W
hat part of the foot touches the ground first? Which part is the one that leaves the ground last? Do we evenly use the inside and outside of the foot?  Is it important to know the answers to these questions?

 

Let’s start from the last question. Yes, it is very important to be aware of the walk cycle because it tells us a lot about possible problems or compensations going on in your feet and your body.

The human foot evolved to act as a platform to support the entire weight of the body, rather than acting as a grasping structure, as it did in early hominids.

When we walk, we can clearly see how the foot and its arches are able to adapt. The parts of the foot adapt to changes in the load of the weight, react to the ground underneath and play the role of elastic shock absorber.
 

f07-01-9780443103780gait-analysis-explanation

 

 

 

 

 

 

 

 

 

 

 

(Image from http://medical-dictionary.thefreedictionary.com/gait+cycle and http://www.footsolutions.ie/blog/gait-analysis/)

 

The walk can be broken down into 3 main phases:

1- Footprint Phase: The body shifts its weight from posterior, to vertical, and to anterior, compared to the foot on the floor. This is the phase of single-leg support. Here the weight of the body is bearing on the vault of the foot, making it flatter. The muscles at the bottom of the foot react to this force and contract. This is the phase where we eccentrically load and store the energy.

– Tip: To improve this phase, a major component of the training is working on eccentric load and exercising on a single leg.

 

2 – Strike or Deceleration Phase: The ankle is slightly flexed (dorsiflexion), and the lateral portion of the heel strikes the ground. Soon after, the rest of the foot makes contact with the ground. In this first phase, we bring the energy in. From this first contact, a series of muscle actions start in the body. Like a spiral, from the intrinsic muscles in the foot, all the way up to the gluteal complex, the muscles bring in the energy. An inefficient strike pattern has major consequences when it comes to storing and then releasing the energy.

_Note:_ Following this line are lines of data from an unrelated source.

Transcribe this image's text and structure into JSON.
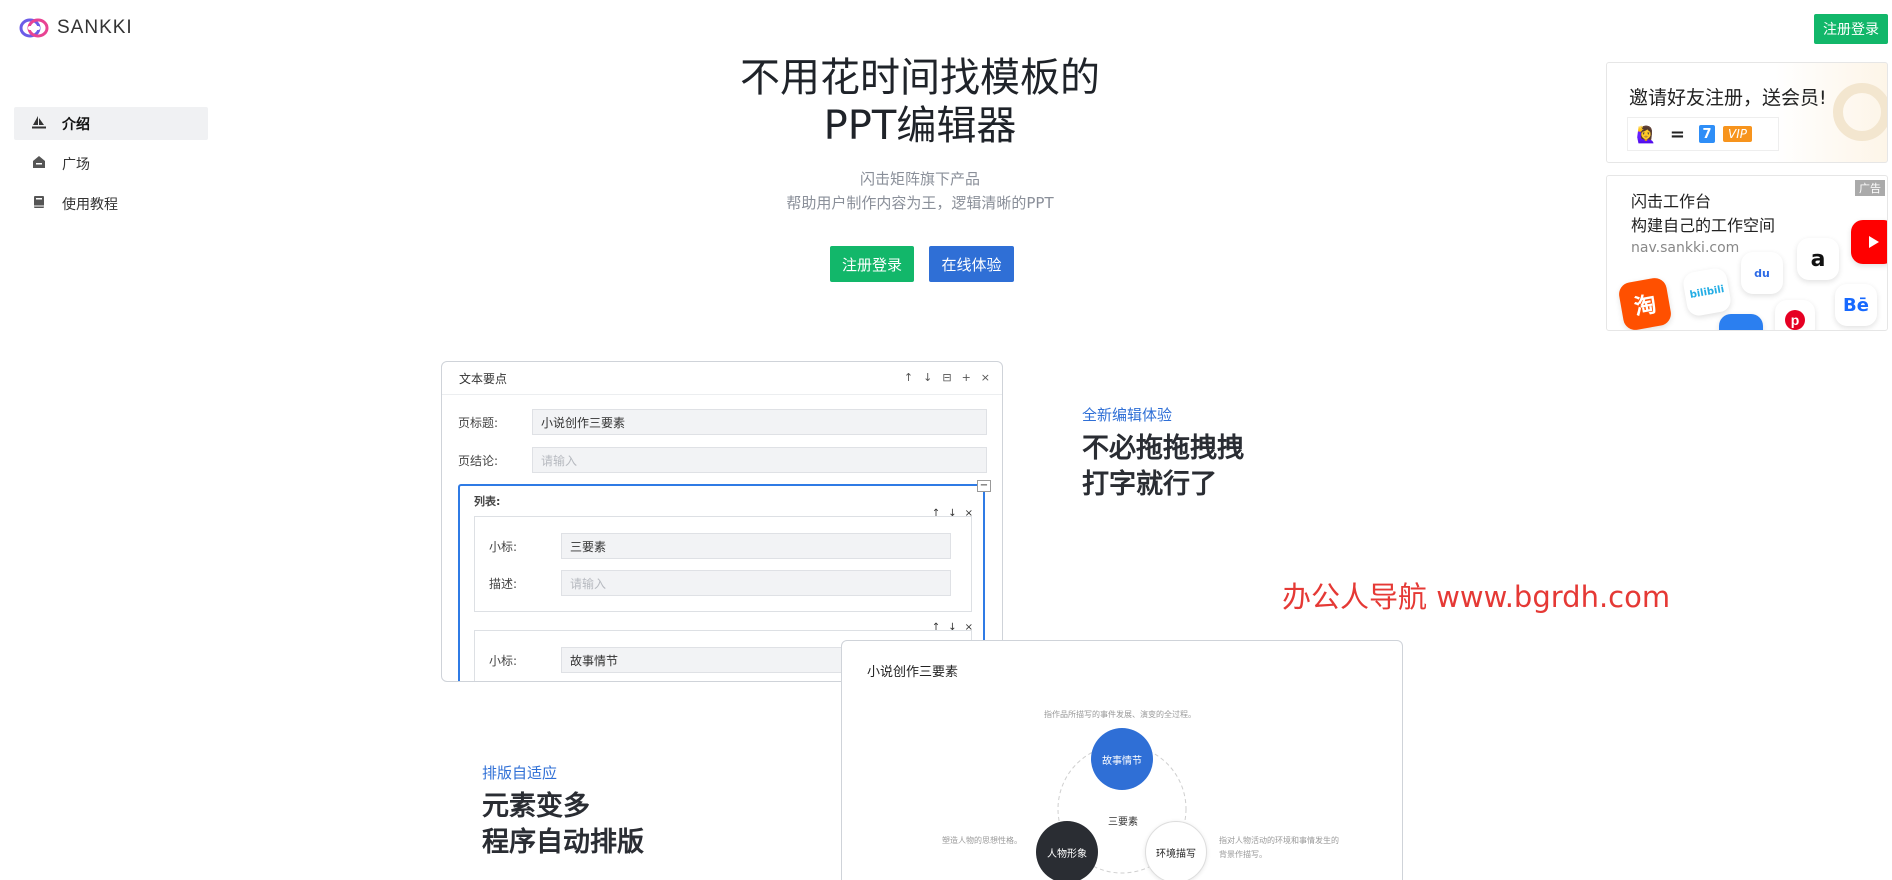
{
  "header": {
    "logo_text": "SANKKI",
    "top_register": "注册登录"
  },
  "sidebar": {
    "items": [
      {
        "label": "介绍",
        "icon": "sailboat-icon",
        "active": true
      },
      {
        "label": "广场",
        "icon": "home-icon",
        "active": false
      },
      {
        "label": "使用教程",
        "icon": "book-icon",
        "active": false
      }
    ]
  },
  "hero": {
    "title_line1": "不用花时间找模板的",
    "title_line2": "PPT编辑器",
    "subtitle_line1": "闪击矩阵旗下产品",
    "subtitle_line2": "帮助用户制作内容为王，逻辑清晰的PPT",
    "register_button": "注册登录",
    "try_button": "在线体验"
  },
  "ads": {
    "invite": {
      "title": "邀请好友注册，送会员!",
      "equals": "=",
      "days": "7",
      "vip": "VIP"
    },
    "workspace": {
      "badge": "广告",
      "title_line1": "闪击工作台",
      "title_line2": "构建自己的工作空间",
      "url": "nav.sankki.com",
      "apps": [
        "淘",
        "bilibili",
        "du",
        "a",
        "Bē"
      ]
    }
  },
  "editor": {
    "header_title": "文本要点",
    "tools": [
      "↑",
      "↓",
      "⊟",
      "+",
      "×"
    ],
    "page_title_label": "页标题:",
    "page_title_value": "小说创作三要素",
    "page_conclusion_label": "页结论:",
    "page_conclusion_placeholder": "请输入",
    "list_label": "列表:",
    "collapse": "−",
    "item1_sub_label": "小标:",
    "item1_sub_value": "三要素",
    "item1_desc_label": "描述:",
    "item1_desc_placeholder": "请输入",
    "item2_sub_label": "小标:",
    "item2_sub_value": "故事情节",
    "mini_tools": [
      "↑",
      "↓",
      "×"
    ]
  },
  "features": {
    "f1_tag": "全新编辑体验",
    "f1_line1": "不必拖拖拽拽",
    "f1_line2": "打字就行了",
    "f2_tag": "排版自适应",
    "f2_line1": "元素变多",
    "f2_line2": "程序自动排版"
  },
  "watermark": "办公人导航 www.bgrdh.com",
  "slide": {
    "title": "小说创作三要素",
    "top_note": "指作品所描写的事件发展、演变的全过程。",
    "center_label": "三要素",
    "node_top": "故事情节",
    "node_left": "人物形象",
    "node_right": "环境描写",
    "left_note": "塑造人物的思想性格。",
    "right_note_line1": "指对人物活动的环境和事情发生的",
    "right_note_line2": "背景作描写。"
  },
  "colors": {
    "green": "#12b76a",
    "blue": "#2f6fd6",
    "watermark_red": "#e53935"
  }
}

– Tip: Walking backwards on the treadmill actually improves the deceleration phase of the walk.

 

3- The Push-off Phase: The weight and the leg of support are now anterior compared to the foot, the muscles in the posterior leg are now contracting and moving the ankle in extension (plantar flexion), and the forefoot is spreading on the ground. The propulsive force started by the calf muscles continues, thanks to the contraction of the toe extensors. The big toe takes care of the very last phase of propulsion as the walk will replicate its cycle on the opposite leg. In this acceleration phase, you release the energy.

– Tip: Make sure the big toe joint has full range of motion.

 

If we analyze what happens at the bottom of the foot in the walk action on bare feet, we can see that we transfer the weight from the heel, along the outside of the foot, across the ball of the foot, and finally through the big toe.

 

At least, this is what happens in a perfect scenario, but as we know, most of us “adapt” our walk according to the type of foot we have, according to possible pathologies and according to what is going on with the rest of the body. What you can do, now that you know how the walk is supposed to be, is to make sure your stride is not too far off from what we’ve just analyzed.

 

Stay tuned because soon we’ll compare the barefoot gait analysis that we described in this blog to the walk in high heels. I bet we’ll find a few differences….